During the past 13 years I have discovered, studied, and published the first available information on the nests and/or eggs for nearly 100 species of Ecuadorian birds, as well as supplemented the published knowledge on the breeding of an additional 300 species.
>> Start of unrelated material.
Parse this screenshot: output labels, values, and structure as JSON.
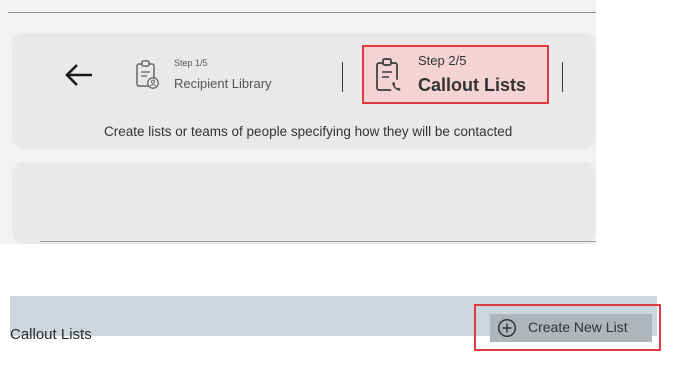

In total, during the past decade I have gathered novel information on the reproductive habits of more than half of Ecuador’s ca. 1450 breeding birds, and disseminated much of that information through more than 200 peer-reviewed articles on avian reproduction. My enthusiasm and dedication has directly encouraged the productivity of other ornithologists in Ecuador, with the past decade witnessing the first published information on nest and egg characteristics for an additional 50+ species.


  • It should have been called a moustache
  • Love thy neighbor

▸ Prominent Works

  • Trait-mediated Trophic Cascade
  • The Breeding biology of Grallaria and Grallaricula antpittas
  • Proximity to Active Accipiter Nests Reduces Nest Predation of Black-chinned Hummingbirds
  • Feeding by lepidopteran larvae is dangerous
  • Shelter building in the Hesperiidae

▸ First Nests for Science

  • First description of the nest of Jocotoco
  • First description of the nest of White-browed Antpitta
  • The nest, eggs, and nestlings of Powerful Woodpecker
  • The nest and egg of the Tyrannine Woodcreeper
  • The nest and egg of Dusky Piha
  • Observations on the hatchlings, eggs, and incubation of Masked Trogon Trogon personatus in eastern Ecuador
  • Sericossypha albocristata first nest
  • Nesting and foraging ecology of the Rufous-crowned Tody-Flycatcher
  • First description of the nest and vocaliztions of the Peruvian Antpitta Grallaricula peruviana with a northward range extension
  • The nest, eggs and nestlings of Greater Scythebill
  • A nest of the MArble-faced Bristle Tyrant with comparative comments on nests of related genera
  • The nest and eggs of the Ochraceous Attila
  • A novel nest architecture within the Furnariidae
  • First description of the nest and eggs of Thicket Antipitta
  • The nest and eggs of Turquoise Jay
  • Breeding biology of Pale-edged Flycatcher

▸ First Caterpillar Descriptions for Science

  • Natural history of Eryphanis greeneyi and its enemies
  • The early stages and natural history of Corades medeba
  • The early stages of Pedaliodes poesia
  • The early stages and natural history of Antirrhea adoptiva
  • The immature stages and shelter building behavior of Falga jeconia ombra


Learn more about harold greeney


Yanayacu Biological Station & Center for Creative Studies



Cosanga, Napo, Ecuador

My success will mean the continued discovery and dissemination of natural history data on birds and butterflies in the Neotropics, many of which are considered of conservation concern.
— Harold Greeney

Snapshot of my Work